No recovery in the weekend
My data shows that my resting heart rate is highest on Thursday, Saturday, and Sunday. When I drink alcohol, I usually drink it on Wednesday, Friday or Saturday. Thus, in terms of recovering in the weekend with a lower resting heart rate, this doesn’t happen for me.
Low resting heart rates
My data showed that I have huge differences between my resting heart rates. My average resting heart rate is 50 beats per minute (bpm), but sometimes I have low resting heart rates between the 40 and 45 bpm. What causes these low heart rates? These reasons supposed to be good right? In these two years I had 36 cases where my heart rate was lower than 45 bpm. I analyzed these cases and found that the days before a low heart rate, I was often more lonely, less physically active, and less social. So doing nothing is good for a lower resting heart rate. Suddenly, a really low decline in resting heart rate doesn’t sound so good does it? A more complex methods of analyses is needed here. There are probably long-term effects of things like exercise on resting heart rate which do not show the next day after.
High resting heart rates
On the other hand, I had also very high resting heart rates with a high-score of 78 bpm.

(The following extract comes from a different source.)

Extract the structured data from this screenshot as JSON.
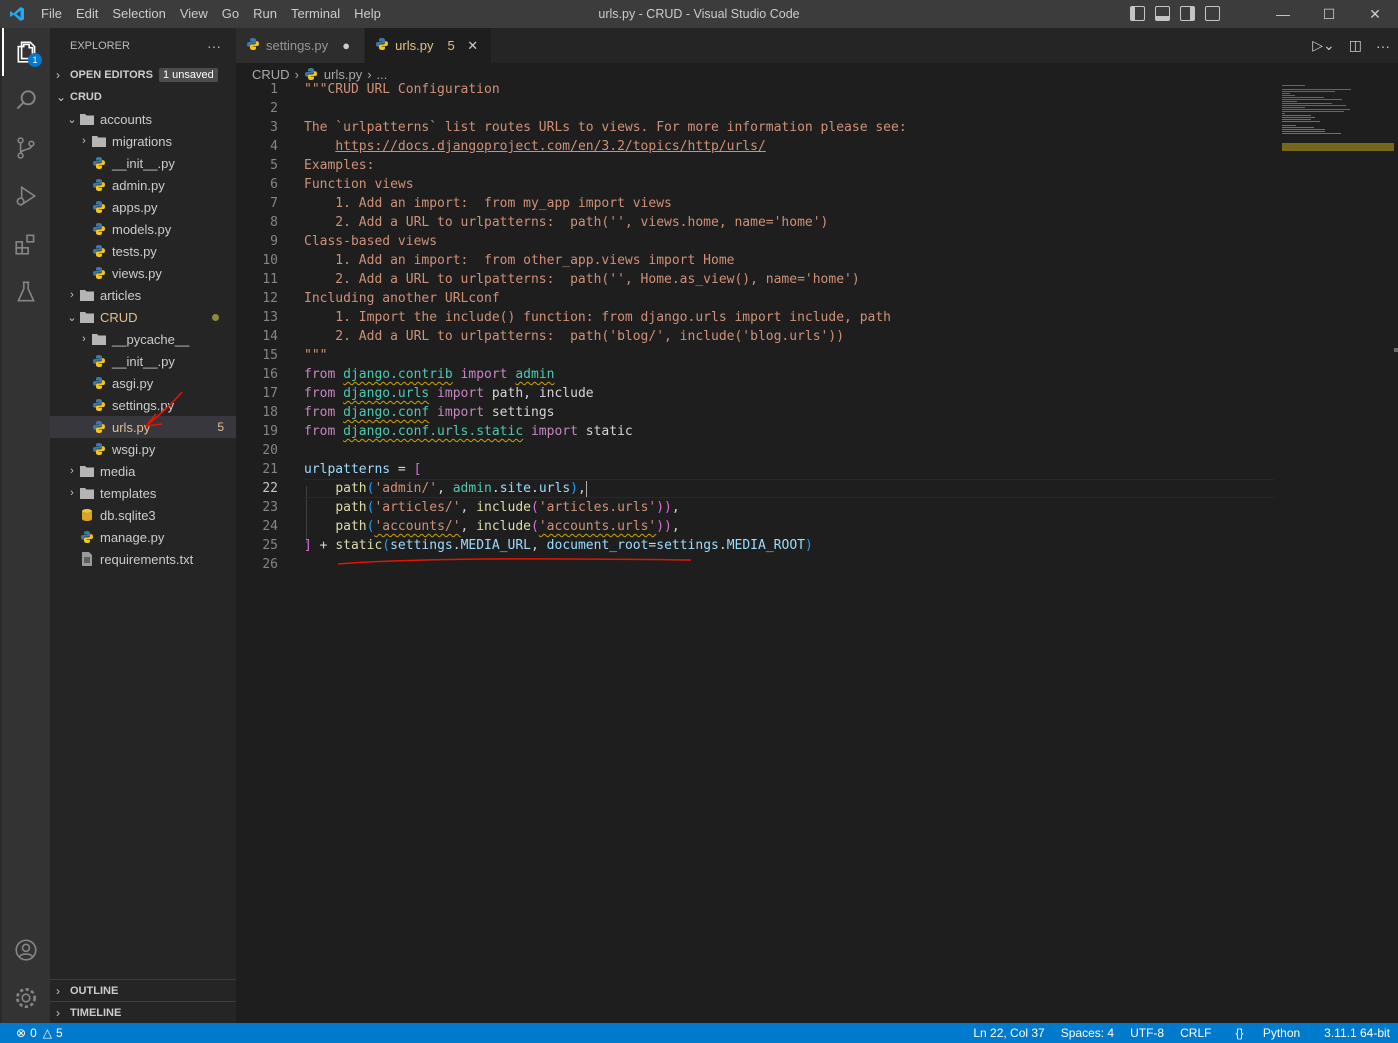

The cases where my heart rate was higher than 60 bpm (8 cases in two years), I was ill, or close to being ill.
Yearly variation in resting heart rate
One of the most interesting things I found was the yearly variation in my resting heart rate (see figure 1). In September I have the lowest RHR, and then it inclines until December, reaching it highest point. It is unclear why this is happening, September isn’t the hottest month, and December isn’t the coldest. Thus, there should be another reason. This finding requires more investigations. However, this is beyond the scope of this study.
My results showed that the fluctuations in my resting heart rate is mostly moderated by alcohol use and sleep duration. This study concerned the fluctuations of resting heart rate within me, over time. Thus, if you have a higher or lower resting heart rate it does not mean that you drink more alcohol for example. There are many genetic and fitness factors involved that cause differences between people. It was interesting to see how much alcohol use influences my resting heart rate. It is clear that although you might feel like sleeping well after drinking alcohol, your body is not well rested the day after (if you take RHR as a measure). But I am sure that everyone notices this when waking up after a good party. The second interesting thing I learned, is that stress does not influence my resting heart rate. I had expected that stress caused an increase of heart rate but this was not the case. Secondly, there was no linear correlation between perceived health and resting heart rate. Only when I was (really) ill, my heart rate was higher. Lastly, I found a yearly variation within my resting heart rate. That was totally unexpected, in a next study I will investigate why this is happening. For now, this is beyond the scope of the study. in a next study I might investigate whether taking resting heart rate as a measure has any meaningful implications. Does a low morning heart rate have any influence on the rest of the day?